German research house touts novel flavour analysis method
Nicolas Schauer, CEO of the Potsdam-based research and analytics company, said its Flavour Profiler allows for the identification of all relevant taste and aroma components in products and natural sources.
“The platform has been tried and tested with a food manufacturer customer over the past few years and we are now confident it can be used on an industry-wide basis,” he told FoodNavigator.com en route to FIE in Paris for the food trade show.
Schauer explained that the company's flavour platform screens products and production processes, relying on a non-targeted approach to flavour analysis for objective results, unlike existing industry techniques that are, in the main, informed by sensory profiling by experts or consumers.
Instead, he said, the Metabolomic Discoveries flavour analysis system uses mass spectrometry-based metabolite profiling and fingerprinting to discover the underlying chemical basis of "hundreds, if no,t thousands of aroma and taste components as well as novel flavours to help the food and drink sector with quality control and NPD."
The flavour analysis, continued Schauer, can be done in an early stage to support the further development of a product, but it can also examine the manufacturing processes for potential changes in flavour.
"If you take a product like tomato sauce, brand owners want to ensure the quality of the raw materials used and the Profiler can do this but, in addition, will screen all production parameters to see what happens at every step of the manufacturing process to the various flavour components.
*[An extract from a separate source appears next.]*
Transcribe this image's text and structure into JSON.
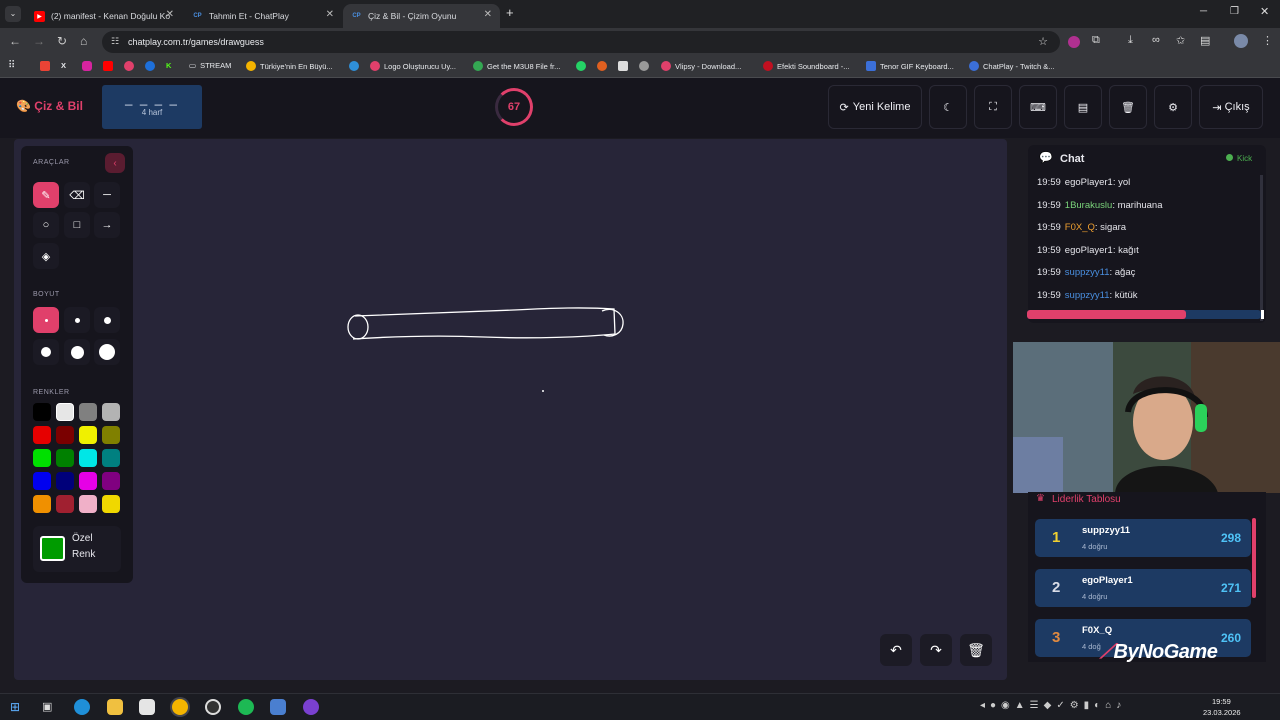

In this way, our system can identify the causes of off-flavours and, thus, we are able to help food and drink manufacturers assure continuous quality of their products,” addedSchauer
Brand owners, said the CEO, can send food and beverage product or raw material samples to Metabolomic Discoveries or its experts can carry out sampling at individual processing facilities.
He said the system also allows screening of other natural sources, such as microorganisms, fungi, plants and algae for flavour compounds, with such novel flavours useful for developing new food and beverage formulations, notes Schauer.
In terms of taste, reports the German company, the platform looks at sugars, organic acids, amino acids, sugar alcohols, sugar phosphates, umami and bitter compounds, and sweeteners, while, for aroma, it can determine aldehydes, alcohols, amines, aromatics, esters, ketones, lactones, terpenes and thiols.